The Rt Rev Martin Seeley, Bishop of St Edmundsbury and Ipswich, with his weekly article for readers
Students have been much in the news recently, including the Government’s plans to ensure that as many as possible are able to be home for Christmas.
Regular readers of this column will know I have a daughter now in her second year at university.
Before she left for the start of term we talked about whether or not she would come home at Christmas, and we were all resigned to the fact that she might not have been able to.
But we knew that if she couldn’t come home she would be among her community of friends.
Right now she is dealing with uncertainty about whether she has contracted the virus or not.
The virus seems to have the ability to bring out the best and the worst in us, as we try to live with its impact on our lives.
My daughter has spent the last 10 days in isolation.
She lives in a ‘bubble’ in her college with a group of other young women, and 14 days ago one, then three more, then three more of them, tested positive for the virus.
As soon as the first one was known, all of them went as a household into isolation, and made sure they could look after the one who was sick, being incredibly careful to protect the rest of them as they did so.
As the number increased, that challenge, of keeping everyone safe, increased, but so did the determination to do so.
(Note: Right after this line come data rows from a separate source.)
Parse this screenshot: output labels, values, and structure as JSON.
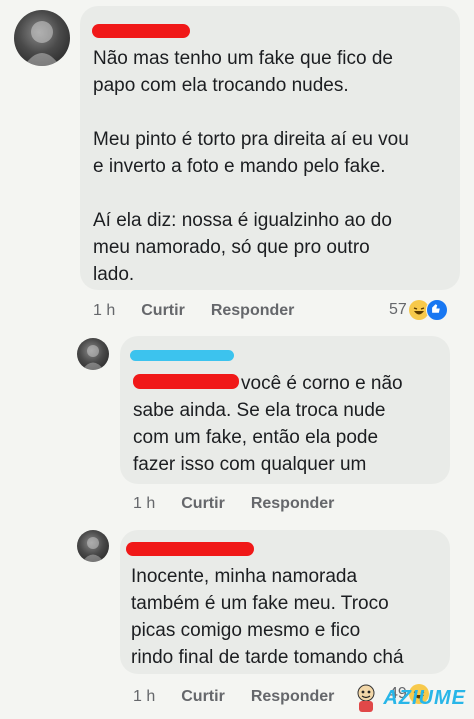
{
  "comments": [
    {
      "text": "Não mas tenho um fake que fico de\npapo com ela trocando nudes.\n\nMeu pinto é torto pra direita aí eu vou\ne inverto a foto e mando pelo fake.\n\nAí ela diz: nossa é igualzinho ao do\nmeu namorado, só que pro outro\nlado.",
      "time": "1 h",
      "like_label": "Curtir",
      "reply_label": "Responder",
      "reaction_count": "57",
      "reaction_icons": [
        "haha-emoji-icon",
        "like-icon"
      ]
    },
    {
      "text": "você é corno e não\nsabe ainda. Se ela troca nude\ncom um fake, então ela pode\nfazer isso com qualquer um",
      "time": "1 h",
      "like_label": "Curtir",
      "reply_label": "Responder"
    },
    {
      "text": "Inocente, minha namorada\ntambém é um fake meu. Troco\npicas comigo mesmo e fico\nrindo final de tarde tomando chá",
      "time": "1 h",
      "like_label": "Curtir",
      "reply_label": "Responder",
      "reaction_count": "49",
      "reaction_icons": [
        "haha-emoji-icon",
        "like-icon"
      ]
    }
  ],
  "watermark": {
    "text": "AZIUME"
  },
  "colors": {
    "redaction": "#f01818",
    "redaction_blue": "#3cc3ee",
    "bubble": "#e9ebe8",
    "accent": "#1877f2"
  }
}
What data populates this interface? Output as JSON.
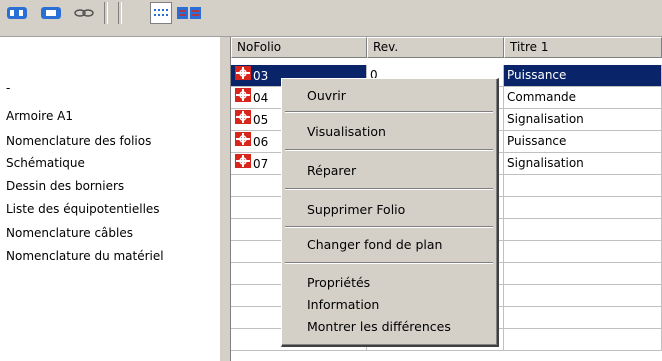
{
  "toolbar": {
    "icons": [
      "folio-add-icon",
      "folio-remove-icon",
      "link-icon",
      "list-view-icon",
      "folio-multi-icon"
    ]
  },
  "tree": {
    "items": [
      "-",
      "Armoire A1",
      "Nomenclature des folios",
      "Schématique",
      "Dessin des borniers",
      "Liste des équipotentielles",
      "Nomenclature câbles",
      "Nomenclature du matériel"
    ]
  },
  "grid": {
    "columns": [
      "NoFolio",
      "Rev.",
      "Titre 1"
    ],
    "rows": [
      {
        "folio": "03",
        "rev": "0",
        "title": "Puissance",
        "selected": true
      },
      {
        "folio": "04",
        "rev": "",
        "title": "Commande",
        "selected": false
      },
      {
        "folio": "05",
        "rev": "",
        "title": "Signalisation",
        "selected": false
      },
      {
        "folio": "06",
        "rev": "",
        "title": "Puissance",
        "selected": false
      },
      {
        "folio": "07",
        "rev": "",
        "title": "Signalisation",
        "selected": false
      }
    ]
  },
  "context_menu": {
    "items": [
      "Ouvrir",
      "Visualisation",
      "Réparer",
      "Supprimer Folio",
      "Changer fond de plan",
      "Propriétés",
      "Information",
      "Montrer les différences"
    ]
  },
  "colors": {
    "selection": "#0a246a",
    "chrome": "#d4d0c8",
    "folio_icon": "#d9261c"
  }
}
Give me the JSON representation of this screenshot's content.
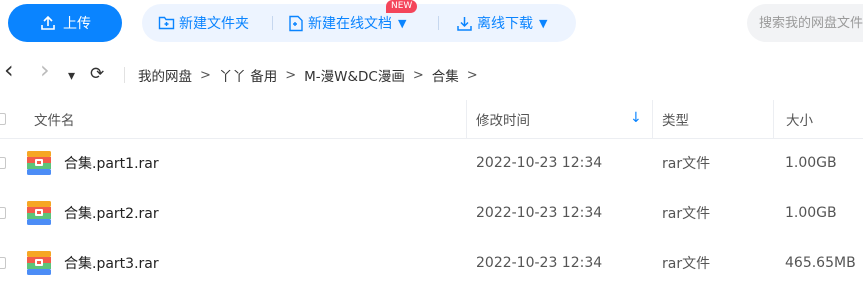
{
  "toolbar": {
    "upload_label": "上传",
    "new_folder_label": "新建文件夹",
    "new_online_doc_label": "新建在线文档",
    "new_badge": "NEW",
    "offline_download_label": "离线下载",
    "search_placeholder": "搜索我的网盘文件"
  },
  "nav": {
    "back_icon": "‹",
    "forward_icon": "›",
    "dropdown_icon": "▾",
    "refresh_icon": "⟳",
    "breadcrumb": [
      "我的网盘",
      "丫丫 备用",
      "M-漫W&DC漫画",
      "合集"
    ],
    "separator": ">"
  },
  "table": {
    "headers": {
      "name": "文件名",
      "modified": "修改时间",
      "type": "类型",
      "size": "大小"
    },
    "sort_icon": "↓",
    "rows": [
      {
        "name": "合集.part1.rar",
        "modified": "2022-10-23 12:34",
        "type": "rar文件",
        "size": "1.00GB"
      },
      {
        "name": "合集.part2.rar",
        "modified": "2022-10-23 12:34",
        "type": "rar文件",
        "size": "1.00GB"
      },
      {
        "name": "合集.part3.rar",
        "modified": "2022-10-23 12:34",
        "type": "rar文件",
        "size": "465.65MB"
      }
    ]
  },
  "colors": {
    "accent": "#0a84ff",
    "accent_soft": "#edf4ff",
    "badge": "#f4455a",
    "archive_red": "#f25b4a",
    "archive_orange": "#f6a623",
    "archive_green": "#5cc47a",
    "archive_blue": "#4c8df6"
  }
}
When the last group of three were found positive, my daughter had been tested too, but was negative.
So she took herself into isolation within the isolating group, so finding herself doubly isolated.
And to protect herself for the sake of her colleagues – if she caught the virus then the time delay would mean the isolation period for all of them would be extended.
A few days later she had a second test (they are tested weekly anyway) and it was still negative, even though she was sure she was developing symptoms.
So now she is waiting.
If she stays negative, she can come out of isolation with the others, now recovered from the virus.
But of course her concern now is that if she now becomes positive at just that point, they all spend another two weeks in isolation, getting out not long before they would come home for Christmas.
Needless to say she is handling this far better than I would – with gracious realism and with her first thoughts for her friends.
Yes, I know they are all being taken care of incredibly well, and lots of people – students and staff – are making sure they are okay, but in just this small incident I have seen once again what community means, and the cost friends will pay for one another.
Changing their routines, adapting their practices, keeping greater distance, even opting for double isolation, has an impact, a cost.
And if we care about our community, we will pay the cost, because it matters.
And I rather think that is what has been happening across our communities of Suffolk these past many months, as we have rediscovered what really does matter, and paying the price for others will not only see us through, but make us stronger for the future.